A UK blood cancer charity has seen an "unprecedented spike" in donors from mixed race and ethnic minority backgrounds since the campaign started. 

Lara Casalotti, the 24-year-old known round the world for her family's race to find her a stem cell donor, has found her match. As long as all goes ahead as planned, she will undergo a transplant in March.

Casalotti was diagnosed with acute myeloid leukaemia in December, and doctors predicted that she would need a stem cell transplant by April. As I wrote a few weeks ago, her Thai-Italian heritage was a stumbling block, both thanks to biology (successful donors tend to fit your racial profile), and the fact that mixed-race people only make up around 3 per cent of international stem cell registries. The number of non-mixed minorities is also relatively low. 

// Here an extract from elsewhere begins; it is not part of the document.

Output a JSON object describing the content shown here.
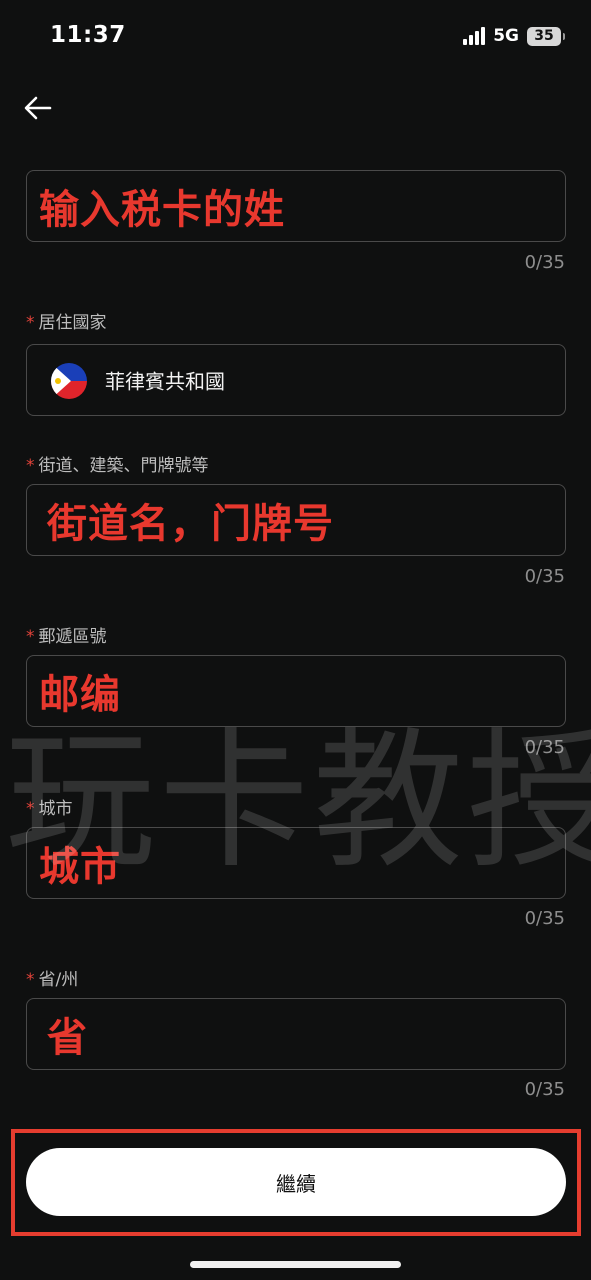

That's why Casalotti's family launched a high profile campaign in the US, Thailand, Italy and the US to encourage more people - especially those from mixed or minority backgrounds - to register. It worked: the family estimates that upwards of 20,000 people have signed up through the campaign in less than a month.

Anthony Nolan, the blood cancer charity, also reported an "unprecedented spike" of donors from black, Asian, ethcnic minority or mixed race backgrounds. At certain points in the campaign over half of those signing up were from these groups, the highest proportion ever seen by the charity. 

Interestingly, it's not particularly likely that the campaign found Casalotti her match. Patient confidentiality regulations protect the nationality and identity of the donor, but Emily Rosselli from Anthony Nolan tells me that most patients don't find their donors through individual campaigns: 

 It’s usually unlikely that an individual finds their own match through their own campaign purely because there are tens of thousands of tissue types out there and hundreds of people around the world joining donor registers every day (which currently stand at 26 million).

Though we can't know for sure, it's more likely that Casalotti's campaign will help scores of people from these backgrounds in future, as it has (and may continue to) increased donations from much-needed groups. To that end, the Match4Lara campaign is continuing: the family has said that drives and events over the next few weeks will go ahead. 

You can sign up to the registry in your country via the Match4Lara website here.

Barbara Speed is a technology and digital culture writer at the New Statesman and a staff writer at CityMetric.